- Material supplied
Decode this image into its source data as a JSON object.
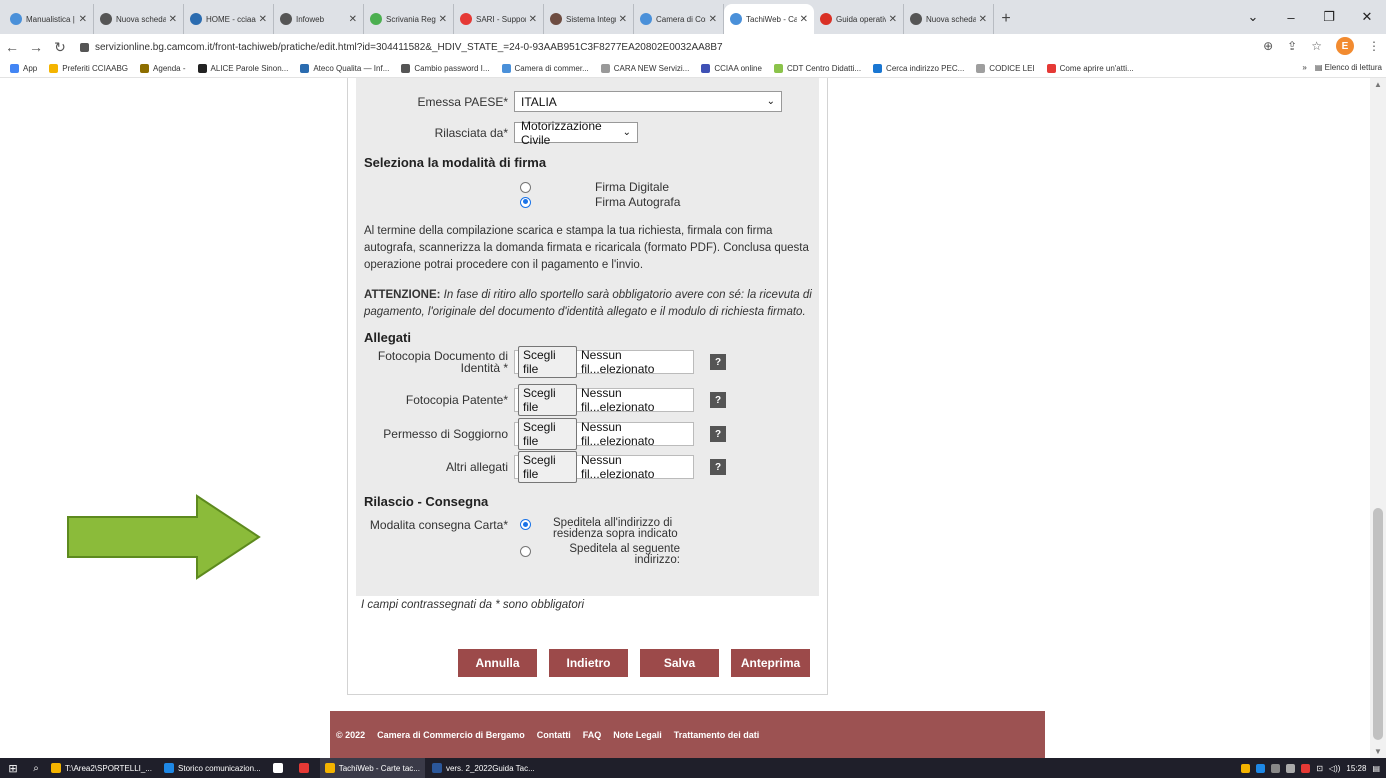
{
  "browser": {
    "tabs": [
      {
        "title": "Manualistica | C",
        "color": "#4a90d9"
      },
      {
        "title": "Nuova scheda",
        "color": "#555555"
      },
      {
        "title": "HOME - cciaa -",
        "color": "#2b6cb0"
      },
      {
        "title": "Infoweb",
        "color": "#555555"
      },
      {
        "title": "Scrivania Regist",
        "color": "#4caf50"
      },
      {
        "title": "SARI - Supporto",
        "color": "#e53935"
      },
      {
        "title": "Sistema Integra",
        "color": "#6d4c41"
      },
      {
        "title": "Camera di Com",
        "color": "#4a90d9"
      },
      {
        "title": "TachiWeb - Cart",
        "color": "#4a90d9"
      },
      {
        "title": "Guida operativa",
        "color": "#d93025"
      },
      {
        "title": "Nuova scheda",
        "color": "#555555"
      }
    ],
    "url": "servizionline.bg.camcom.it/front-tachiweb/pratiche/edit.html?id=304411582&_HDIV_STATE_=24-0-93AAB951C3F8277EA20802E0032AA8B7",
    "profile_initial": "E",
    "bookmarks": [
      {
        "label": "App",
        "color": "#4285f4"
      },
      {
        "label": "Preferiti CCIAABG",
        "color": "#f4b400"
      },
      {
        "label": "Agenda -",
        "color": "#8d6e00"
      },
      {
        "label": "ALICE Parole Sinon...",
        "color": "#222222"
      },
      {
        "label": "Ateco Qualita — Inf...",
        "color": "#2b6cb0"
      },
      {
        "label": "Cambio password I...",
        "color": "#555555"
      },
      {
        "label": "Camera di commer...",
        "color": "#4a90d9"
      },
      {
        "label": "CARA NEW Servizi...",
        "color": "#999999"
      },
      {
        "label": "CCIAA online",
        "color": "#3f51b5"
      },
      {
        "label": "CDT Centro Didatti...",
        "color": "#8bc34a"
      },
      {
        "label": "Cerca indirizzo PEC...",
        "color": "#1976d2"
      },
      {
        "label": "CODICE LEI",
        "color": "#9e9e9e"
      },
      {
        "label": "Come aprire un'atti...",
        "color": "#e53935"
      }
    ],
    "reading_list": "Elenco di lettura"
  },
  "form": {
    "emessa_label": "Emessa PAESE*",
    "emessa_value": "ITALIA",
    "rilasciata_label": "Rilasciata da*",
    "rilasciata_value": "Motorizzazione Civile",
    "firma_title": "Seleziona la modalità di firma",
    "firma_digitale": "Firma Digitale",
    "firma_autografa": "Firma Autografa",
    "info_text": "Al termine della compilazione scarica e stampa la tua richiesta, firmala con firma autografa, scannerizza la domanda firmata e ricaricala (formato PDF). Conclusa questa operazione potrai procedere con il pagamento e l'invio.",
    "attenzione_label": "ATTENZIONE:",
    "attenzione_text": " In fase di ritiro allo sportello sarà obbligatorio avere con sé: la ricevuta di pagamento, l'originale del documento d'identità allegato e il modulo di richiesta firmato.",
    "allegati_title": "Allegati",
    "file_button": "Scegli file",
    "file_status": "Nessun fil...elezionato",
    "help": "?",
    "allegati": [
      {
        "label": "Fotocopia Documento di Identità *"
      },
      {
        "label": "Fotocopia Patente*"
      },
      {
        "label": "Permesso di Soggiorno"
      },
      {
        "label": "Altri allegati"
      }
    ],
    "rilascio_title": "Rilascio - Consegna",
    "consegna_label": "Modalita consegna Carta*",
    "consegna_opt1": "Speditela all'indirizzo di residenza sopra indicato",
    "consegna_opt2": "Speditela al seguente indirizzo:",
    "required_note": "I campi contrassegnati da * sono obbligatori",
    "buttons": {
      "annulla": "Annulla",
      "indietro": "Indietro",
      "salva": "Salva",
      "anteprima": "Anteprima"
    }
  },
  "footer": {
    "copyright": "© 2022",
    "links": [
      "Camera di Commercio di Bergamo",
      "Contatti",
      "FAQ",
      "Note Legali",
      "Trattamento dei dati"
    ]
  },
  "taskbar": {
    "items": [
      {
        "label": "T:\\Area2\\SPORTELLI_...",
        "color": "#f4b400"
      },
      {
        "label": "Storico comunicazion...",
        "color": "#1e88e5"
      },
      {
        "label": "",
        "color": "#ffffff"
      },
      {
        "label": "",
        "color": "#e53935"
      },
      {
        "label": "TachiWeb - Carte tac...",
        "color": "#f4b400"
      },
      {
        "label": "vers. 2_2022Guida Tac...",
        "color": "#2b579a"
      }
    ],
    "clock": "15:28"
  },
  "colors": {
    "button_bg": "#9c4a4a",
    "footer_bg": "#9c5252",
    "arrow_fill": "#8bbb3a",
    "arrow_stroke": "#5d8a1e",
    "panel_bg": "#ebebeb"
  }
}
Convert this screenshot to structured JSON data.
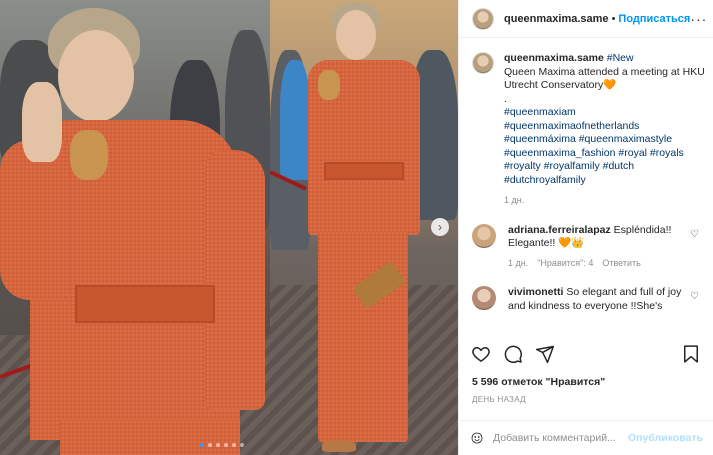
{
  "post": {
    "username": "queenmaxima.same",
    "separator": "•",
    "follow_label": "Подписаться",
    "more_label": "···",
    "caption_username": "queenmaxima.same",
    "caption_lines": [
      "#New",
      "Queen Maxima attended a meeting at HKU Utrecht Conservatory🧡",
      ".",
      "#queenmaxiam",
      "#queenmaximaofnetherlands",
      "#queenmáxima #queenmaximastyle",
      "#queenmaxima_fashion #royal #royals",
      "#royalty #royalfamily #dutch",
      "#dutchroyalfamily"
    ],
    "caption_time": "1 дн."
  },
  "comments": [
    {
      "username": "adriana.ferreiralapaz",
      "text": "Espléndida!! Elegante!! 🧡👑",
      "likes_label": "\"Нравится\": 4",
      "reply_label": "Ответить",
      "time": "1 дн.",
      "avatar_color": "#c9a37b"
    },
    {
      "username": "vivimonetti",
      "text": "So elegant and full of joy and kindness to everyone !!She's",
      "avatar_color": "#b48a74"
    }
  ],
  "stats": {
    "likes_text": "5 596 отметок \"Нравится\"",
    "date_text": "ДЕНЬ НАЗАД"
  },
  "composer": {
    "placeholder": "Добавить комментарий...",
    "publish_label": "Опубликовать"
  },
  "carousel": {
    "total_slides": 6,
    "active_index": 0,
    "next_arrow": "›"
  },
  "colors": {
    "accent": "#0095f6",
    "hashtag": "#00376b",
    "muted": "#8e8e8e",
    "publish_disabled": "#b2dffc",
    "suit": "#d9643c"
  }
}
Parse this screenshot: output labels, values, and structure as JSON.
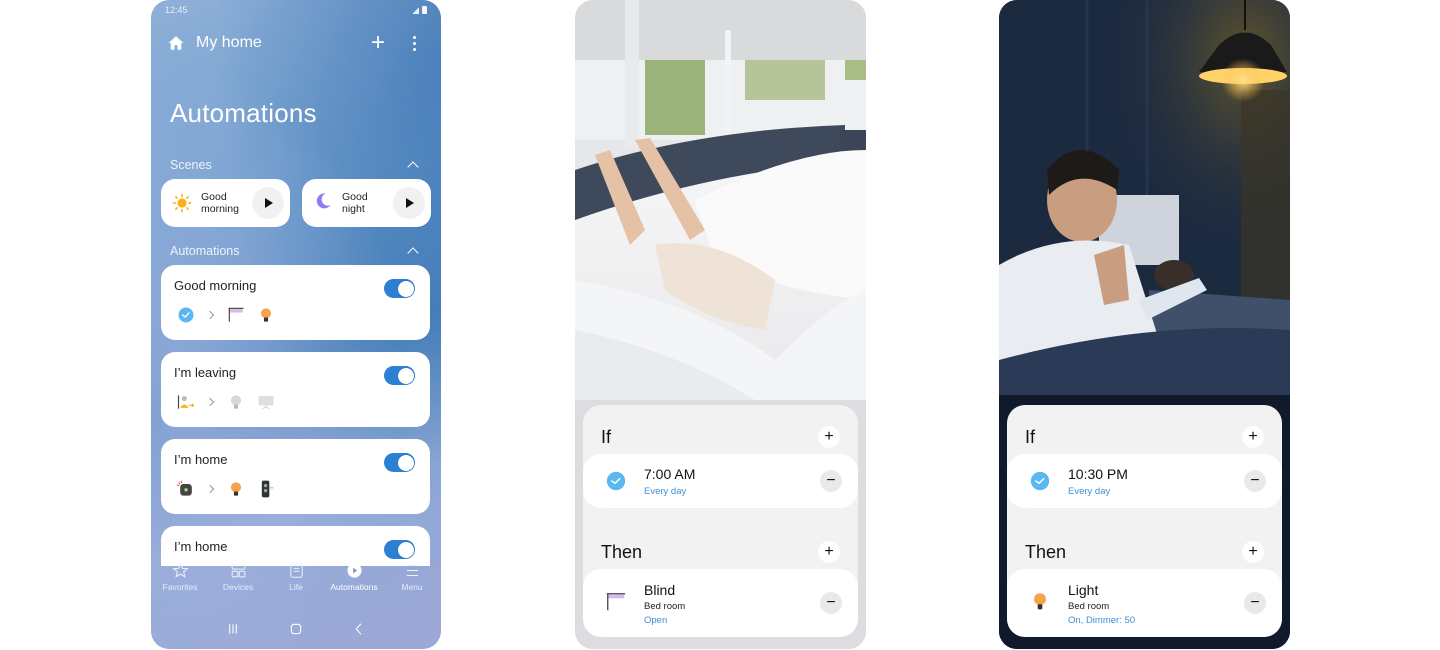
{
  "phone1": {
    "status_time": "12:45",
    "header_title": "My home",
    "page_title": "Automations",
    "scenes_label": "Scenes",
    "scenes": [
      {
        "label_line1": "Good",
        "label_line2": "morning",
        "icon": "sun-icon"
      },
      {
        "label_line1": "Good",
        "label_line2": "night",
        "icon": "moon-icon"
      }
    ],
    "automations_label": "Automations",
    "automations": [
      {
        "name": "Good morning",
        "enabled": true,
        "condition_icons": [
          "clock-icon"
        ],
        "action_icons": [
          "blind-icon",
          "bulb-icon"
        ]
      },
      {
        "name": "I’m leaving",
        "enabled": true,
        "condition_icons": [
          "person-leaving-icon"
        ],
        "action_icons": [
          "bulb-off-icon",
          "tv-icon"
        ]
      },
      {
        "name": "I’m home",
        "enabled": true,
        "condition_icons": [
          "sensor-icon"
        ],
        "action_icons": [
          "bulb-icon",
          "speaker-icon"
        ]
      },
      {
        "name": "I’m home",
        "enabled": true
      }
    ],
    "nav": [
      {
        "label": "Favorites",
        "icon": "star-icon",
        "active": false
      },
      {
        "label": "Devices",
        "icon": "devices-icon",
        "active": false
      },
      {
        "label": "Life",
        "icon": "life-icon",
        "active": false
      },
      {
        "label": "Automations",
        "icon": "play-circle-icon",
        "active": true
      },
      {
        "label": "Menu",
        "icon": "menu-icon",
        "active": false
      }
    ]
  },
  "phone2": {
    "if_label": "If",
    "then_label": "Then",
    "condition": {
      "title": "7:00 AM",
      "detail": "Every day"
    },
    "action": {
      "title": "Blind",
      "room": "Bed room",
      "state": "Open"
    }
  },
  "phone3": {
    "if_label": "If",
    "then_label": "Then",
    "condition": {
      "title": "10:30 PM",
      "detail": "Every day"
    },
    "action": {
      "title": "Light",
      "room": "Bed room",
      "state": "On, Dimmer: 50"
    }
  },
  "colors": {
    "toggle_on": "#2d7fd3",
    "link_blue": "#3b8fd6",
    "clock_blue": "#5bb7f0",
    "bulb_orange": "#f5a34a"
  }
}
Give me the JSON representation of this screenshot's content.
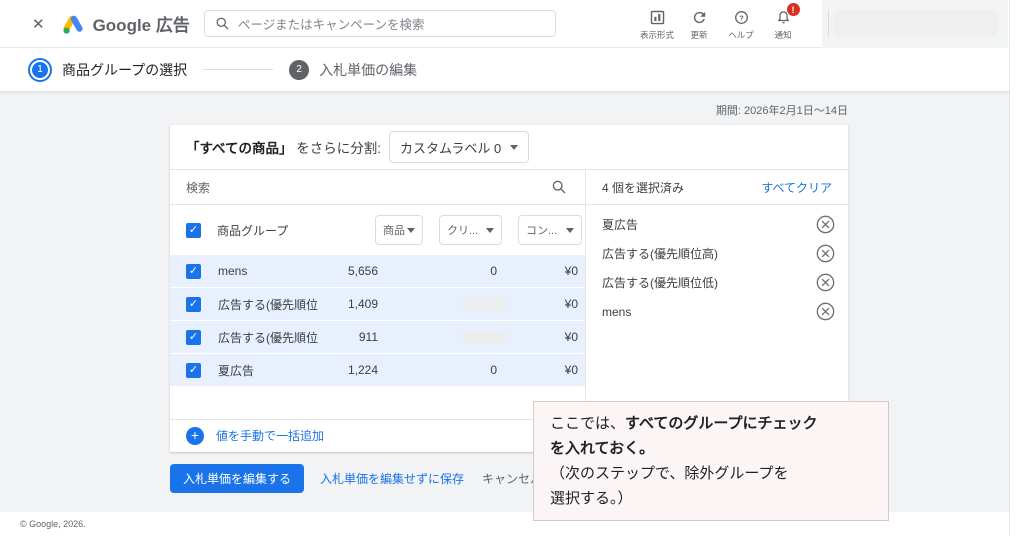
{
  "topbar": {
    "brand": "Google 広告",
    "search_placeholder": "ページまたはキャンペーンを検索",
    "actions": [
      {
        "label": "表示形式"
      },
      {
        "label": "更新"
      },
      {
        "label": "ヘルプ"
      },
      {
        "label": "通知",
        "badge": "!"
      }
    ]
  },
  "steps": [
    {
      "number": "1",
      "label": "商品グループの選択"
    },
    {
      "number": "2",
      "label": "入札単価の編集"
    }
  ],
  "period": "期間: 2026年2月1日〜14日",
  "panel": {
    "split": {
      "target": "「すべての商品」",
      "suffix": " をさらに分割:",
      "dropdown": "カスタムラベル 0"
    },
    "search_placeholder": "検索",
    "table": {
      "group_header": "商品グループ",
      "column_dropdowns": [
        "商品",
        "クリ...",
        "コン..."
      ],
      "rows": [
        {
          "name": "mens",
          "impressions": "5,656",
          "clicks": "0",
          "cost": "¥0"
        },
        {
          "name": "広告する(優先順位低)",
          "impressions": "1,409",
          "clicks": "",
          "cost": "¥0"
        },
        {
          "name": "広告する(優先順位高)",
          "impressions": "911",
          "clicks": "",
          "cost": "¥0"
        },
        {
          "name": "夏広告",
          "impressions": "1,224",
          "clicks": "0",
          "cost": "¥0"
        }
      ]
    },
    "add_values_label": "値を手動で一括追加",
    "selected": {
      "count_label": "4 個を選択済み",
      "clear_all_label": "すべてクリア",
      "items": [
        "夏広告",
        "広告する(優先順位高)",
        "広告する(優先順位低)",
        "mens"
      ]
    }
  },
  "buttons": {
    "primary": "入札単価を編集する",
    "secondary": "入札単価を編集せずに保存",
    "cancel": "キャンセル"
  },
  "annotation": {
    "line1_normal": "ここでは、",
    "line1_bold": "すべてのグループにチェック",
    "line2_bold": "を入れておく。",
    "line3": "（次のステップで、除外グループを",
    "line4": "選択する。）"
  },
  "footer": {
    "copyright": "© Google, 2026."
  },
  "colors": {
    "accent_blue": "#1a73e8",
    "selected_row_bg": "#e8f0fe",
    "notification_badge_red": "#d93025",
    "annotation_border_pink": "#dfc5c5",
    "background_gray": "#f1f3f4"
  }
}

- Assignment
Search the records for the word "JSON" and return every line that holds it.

- Answer to this task
Decode this image into its source data as a JSON object.
Convert this screenshot to structured JSON data.
Parse this screenshot: output labels, values, and structure as JSON.
Give me the JSON representation of this screenshot's content.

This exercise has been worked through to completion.